══ INPUT FOR THIS TASK ══
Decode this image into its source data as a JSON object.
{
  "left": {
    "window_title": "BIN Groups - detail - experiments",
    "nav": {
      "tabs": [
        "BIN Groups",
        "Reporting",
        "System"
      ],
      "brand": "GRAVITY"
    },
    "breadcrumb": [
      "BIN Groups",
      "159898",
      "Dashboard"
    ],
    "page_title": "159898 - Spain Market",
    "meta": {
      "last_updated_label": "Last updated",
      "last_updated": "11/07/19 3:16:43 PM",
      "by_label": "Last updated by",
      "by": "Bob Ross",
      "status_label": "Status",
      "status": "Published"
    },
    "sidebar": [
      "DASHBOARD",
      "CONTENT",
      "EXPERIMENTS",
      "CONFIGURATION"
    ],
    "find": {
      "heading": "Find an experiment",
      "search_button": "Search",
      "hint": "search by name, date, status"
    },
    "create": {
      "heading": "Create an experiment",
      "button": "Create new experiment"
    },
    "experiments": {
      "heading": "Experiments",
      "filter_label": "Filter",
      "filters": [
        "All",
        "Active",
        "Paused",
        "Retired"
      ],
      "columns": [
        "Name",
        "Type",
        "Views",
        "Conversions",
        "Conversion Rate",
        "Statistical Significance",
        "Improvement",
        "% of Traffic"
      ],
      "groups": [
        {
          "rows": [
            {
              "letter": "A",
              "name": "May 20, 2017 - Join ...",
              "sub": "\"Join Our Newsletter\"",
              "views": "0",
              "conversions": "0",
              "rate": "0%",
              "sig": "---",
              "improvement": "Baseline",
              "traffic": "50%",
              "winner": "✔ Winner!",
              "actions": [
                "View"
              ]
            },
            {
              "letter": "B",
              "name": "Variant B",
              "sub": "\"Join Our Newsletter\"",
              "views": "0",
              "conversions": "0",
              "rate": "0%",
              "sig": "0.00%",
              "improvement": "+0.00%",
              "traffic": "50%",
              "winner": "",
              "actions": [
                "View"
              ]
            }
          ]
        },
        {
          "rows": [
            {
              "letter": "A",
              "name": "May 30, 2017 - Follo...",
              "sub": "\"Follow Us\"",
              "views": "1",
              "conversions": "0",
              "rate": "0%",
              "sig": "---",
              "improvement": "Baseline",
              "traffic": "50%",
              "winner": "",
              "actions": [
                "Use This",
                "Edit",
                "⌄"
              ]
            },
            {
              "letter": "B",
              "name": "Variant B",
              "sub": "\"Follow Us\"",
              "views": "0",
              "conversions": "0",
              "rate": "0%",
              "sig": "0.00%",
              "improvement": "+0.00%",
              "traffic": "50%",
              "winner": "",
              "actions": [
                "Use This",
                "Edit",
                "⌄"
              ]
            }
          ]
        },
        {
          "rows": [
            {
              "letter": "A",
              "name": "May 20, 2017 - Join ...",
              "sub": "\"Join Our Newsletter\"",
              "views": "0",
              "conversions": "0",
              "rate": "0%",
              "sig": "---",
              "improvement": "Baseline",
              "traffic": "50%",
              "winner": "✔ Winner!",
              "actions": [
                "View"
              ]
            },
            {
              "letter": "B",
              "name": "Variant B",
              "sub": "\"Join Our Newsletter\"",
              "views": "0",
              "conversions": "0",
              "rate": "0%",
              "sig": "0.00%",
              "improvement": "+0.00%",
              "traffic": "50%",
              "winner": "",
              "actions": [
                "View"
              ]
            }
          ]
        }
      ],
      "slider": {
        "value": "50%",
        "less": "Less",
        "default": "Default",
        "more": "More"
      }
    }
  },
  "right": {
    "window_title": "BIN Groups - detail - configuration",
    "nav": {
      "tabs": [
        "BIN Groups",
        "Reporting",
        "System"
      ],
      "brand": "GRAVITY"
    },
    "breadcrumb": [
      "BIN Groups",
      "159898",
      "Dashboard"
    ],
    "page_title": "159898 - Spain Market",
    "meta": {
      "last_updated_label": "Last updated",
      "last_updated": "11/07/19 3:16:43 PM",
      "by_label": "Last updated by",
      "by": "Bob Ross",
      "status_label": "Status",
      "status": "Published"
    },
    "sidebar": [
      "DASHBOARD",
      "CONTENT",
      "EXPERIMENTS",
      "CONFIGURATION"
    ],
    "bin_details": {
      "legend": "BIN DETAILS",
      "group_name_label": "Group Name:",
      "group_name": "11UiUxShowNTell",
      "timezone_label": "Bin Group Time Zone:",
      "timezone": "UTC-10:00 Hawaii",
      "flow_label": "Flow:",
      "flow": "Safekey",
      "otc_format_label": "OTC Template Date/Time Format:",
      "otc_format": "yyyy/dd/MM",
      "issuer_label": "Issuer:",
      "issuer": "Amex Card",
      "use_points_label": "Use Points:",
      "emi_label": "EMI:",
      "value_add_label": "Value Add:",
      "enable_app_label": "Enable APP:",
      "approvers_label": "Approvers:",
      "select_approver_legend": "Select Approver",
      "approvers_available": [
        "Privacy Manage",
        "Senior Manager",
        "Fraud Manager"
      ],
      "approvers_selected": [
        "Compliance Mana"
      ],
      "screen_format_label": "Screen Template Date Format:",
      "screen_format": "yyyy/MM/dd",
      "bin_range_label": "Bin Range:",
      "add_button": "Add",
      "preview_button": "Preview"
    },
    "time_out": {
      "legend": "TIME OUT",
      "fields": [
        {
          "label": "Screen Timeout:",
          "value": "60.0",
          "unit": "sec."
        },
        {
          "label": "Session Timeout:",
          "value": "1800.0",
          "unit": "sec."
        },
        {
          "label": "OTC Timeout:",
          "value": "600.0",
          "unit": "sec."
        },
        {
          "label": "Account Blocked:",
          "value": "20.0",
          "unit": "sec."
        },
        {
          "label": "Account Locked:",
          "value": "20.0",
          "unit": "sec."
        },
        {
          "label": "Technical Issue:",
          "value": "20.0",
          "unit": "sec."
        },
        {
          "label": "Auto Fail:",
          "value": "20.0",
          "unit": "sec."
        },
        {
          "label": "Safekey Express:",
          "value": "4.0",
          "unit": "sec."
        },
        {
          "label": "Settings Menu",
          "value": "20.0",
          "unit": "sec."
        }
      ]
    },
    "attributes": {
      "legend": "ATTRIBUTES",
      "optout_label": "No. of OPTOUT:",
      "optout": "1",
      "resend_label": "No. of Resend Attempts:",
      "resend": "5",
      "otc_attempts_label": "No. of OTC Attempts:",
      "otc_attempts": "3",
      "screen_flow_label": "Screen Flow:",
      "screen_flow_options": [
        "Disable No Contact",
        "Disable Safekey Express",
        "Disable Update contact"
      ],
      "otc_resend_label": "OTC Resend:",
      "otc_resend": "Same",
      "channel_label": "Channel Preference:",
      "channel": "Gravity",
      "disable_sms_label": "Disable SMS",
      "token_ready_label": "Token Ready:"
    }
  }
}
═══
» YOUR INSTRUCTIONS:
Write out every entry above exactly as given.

» TASK RESULT:
Decode this image into its source data as a JSON object.
{
  "left": {
    "window_title": "BIN Groups - detail - experiments",
    "nav": {
      "tabs": [
        "BIN Groups",
        "Reporting",
        "System"
      ],
      "brand": "GRAVITY"
    },
    "breadcrumb": [
      "BIN Groups",
      "159898",
      "Dashboard"
    ],
    "page_title": "159898 - Spain Market",
    "meta": {
      "last_updated_label": "Last updated",
      "last_updated": "11/07/19 3:16:43 PM",
      "by_label": "Last updated by",
      "by": "Bob Ross",
      "status_label": "Status",
      "status": "Published"
    },
    "sidebar": [
      "DASHBOARD",
      "CONTENT",
      "EXPERIMENTS",
      "CONFIGURATION"
    ],
    "find": {
      "heading": "Find an experiment",
      "search_button": "Search",
      "hint": "search by name, date, status"
    },
    "create": {
      "heading": "Create an experiment",
      "button": "Create new experiment"
    },
    "experiments": {
      "heading": "Experiments",
      "filter_label": "Filter",
      "filters": [
        "All",
        "Active",
        "Paused",
        "Retired"
      ],
      "columns": [
        "Name",
        "Type",
        "Views",
        "Conversions",
        "Conversion Rate",
        "Statistical Significance",
        "Improvement",
        "% of Traffic"
      ],
      "groups": [
        {
          "rows": [
            {
              "letter": "A",
              "name": "May 20, 2017 - Join ...",
              "sub": "\"Join Our Newsletter\"",
              "views": "0",
              "conversions": "0",
              "rate": "0%",
              "sig": "---",
              "improvement": "Baseline",
              "traffic": "50%",
              "winner": "✔ Winner!",
              "actions": [
                "View"
              ]
            },
            {
              "letter": "B",
              "name": "Variant B",
              "sub": "\"Join Our Newsletter\"",
              "views": "0",
              "conversions": "0",
              "rate": "0%",
              "sig": "0.00%",
              "improvement": "+0.00%",
              "traffic": "50%",
              "winner": "",
              "actions": [
                "View"
              ]
            }
          ]
        },
        {
          "rows": [
            {
              "letter": "A",
              "name": "May 30, 2017 - Follo...",
              "sub": "\"Follow Us\"",
              "views": "1",
              "conversions": "0",
              "rate": "0%",
              "sig": "---",
              "improvement": "Baseline",
              "traffic": "50%",
              "winner": "",
              "actions": [
                "Use This",
                "Edit",
                "⌄"
              ]
            },
            {
              "letter": "B",
              "name": "Variant B",
              "sub": "\"Follow Us\"",
              "views": "0",
              "conversions": "0",
              "rate": "0%",
              "sig": "0.00%",
              "improvement": "+0.00%",
              "traffic": "50%",
              "winner": "",
              "actions": [
                "Use This",
                "Edit",
                "⌄"
              ]
            }
          ]
        },
        {
          "rows": [
            {
              "letter": "A",
              "name": "May 20, 2017 - Join ...",
              "sub": "\"Join Our Newsletter\"",
              "views": "0",
              "conversions": "0",
              "rate": "0%",
              "sig": "---",
              "improvement": "Baseline",
              "traffic": "50%",
              "winner": "✔ Winner!",
              "actions": [
                "View"
              ]
            },
            {
              "letter": "B",
              "name": "Variant B",
              "sub": "\"Join Our Newsletter\"",
              "views": "0",
              "conversions": "0",
              "rate": "0%",
              "sig": "0.00%",
              "improvement": "+0.00%",
              "traffic": "50%",
              "winner": "",
              "actions": [
                "View"
              ]
            }
          ]
        }
      ],
      "slider": {
        "value": "50%",
        "less": "Less",
        "default": "Default",
        "more": "More"
      }
    }
  },
  "right": {
    "window_title": "BIN Groups - detail - configuration",
    "nav": {
      "tabs": [
        "BIN Groups",
        "Reporting",
        "System"
      ],
      "brand": "GRAVITY"
    },
    "breadcrumb": [
      "BIN Groups",
      "159898",
      "Dashboard"
    ],
    "page_title": "159898 - Spain Market",
    "meta": {
      "last_updated_label": "Last updated",
      "last_updated": "11/07/19 3:16:43 PM",
      "by_label": "Last updated by",
      "by": "Bob Ross",
      "status_label": "Status",
      "status": "Published"
    },
    "sidebar": [
      "DASHBOARD",
      "CONTENT",
      "EXPERIMENTS",
      "CONFIGURATION"
    ],
    "bin_details": {
      "legend": "BIN DETAILS",
      "group_name_label": "Group Name:",
      "group_name": "11UiUxShowNTell",
      "timezone_label": "Bin Group Time Zone:",
      "timezone": "UTC-10:00 Hawaii",
      "flow_label": "Flow:",
      "flow": "Safekey",
      "otc_format_label": "OTC Template Date/Time Format:",
      "otc_format": "yyyy/dd/MM",
      "issuer_label": "Issuer:",
      "issuer": "Amex Card",
      "use_points_label": "Use Points:",
      "emi_label": "EMI:",
      "value_add_label": "Value Add:",
      "enable_app_label": "Enable APP:",
      "approvers_label": "Approvers:",
      "select_approver_legend": "Select Approver",
      "approvers_available": [
        "Privacy Manage",
        "Senior Manager",
        "Fraud Manager"
      ],
      "approvers_selected": [
        "Compliance Mana"
      ],
      "screen_format_label": "Screen Template Date Format:",
      "screen_format": "yyyy/MM/dd",
      "bin_range_label": "Bin Range:",
      "add_button": "Add",
      "preview_button": "Preview"
    },
    "time_out": {
      "legend": "TIME OUT",
      "fields": [
        {
          "label": "Screen Timeout:",
          "value": "60.0",
          "unit": "sec."
        },
        {
          "label": "Session Timeout:",
          "value": "1800.0",
          "unit": "sec."
        },
        {
          "label": "OTC Timeout:",
          "value": "600.0",
          "unit": "sec."
        },
        {
          "label": "Account Blocked:",
          "value": "20.0",
          "unit": "sec."
        },
        {
          "label": "Account Locked:",
          "value": "20.0",
          "unit": "sec."
        },
        {
          "label": "Technical Issue:",
          "value": "20.0",
          "unit": "sec."
        },
        {
          "label": "Auto Fail:",
          "value": "20.0",
          "unit": "sec."
        },
        {
          "label": "Safekey Express:",
          "value": "4.0",
          "unit": "sec."
        },
        {
          "label": "Settings Menu",
          "value": "20.0",
          "unit": "sec."
        }
      ]
    },
    "attributes": {
      "legend": "ATTRIBUTES",
      "optout_label": "No. of OPTOUT:",
      "optout": "1",
      "resend_label": "No. of Resend Attempts:",
      "resend": "5",
      "otc_attempts_label": "No. of OTC Attempts:",
      "otc_attempts": "3",
      "screen_flow_label": "Screen Flow:",
      "screen_flow_options": [
        "Disable No Contact",
        "Disable Safekey Express",
        "Disable Update contact"
      ],
      "otc_resend_label": "OTC Resend:",
      "otc_resend": "Same",
      "channel_label": "Channel Preference:",
      "channel": "Gravity",
      "disable_sms_label": "Disable SMS",
      "token_ready_label": "Token Ready:"
    }
  }
}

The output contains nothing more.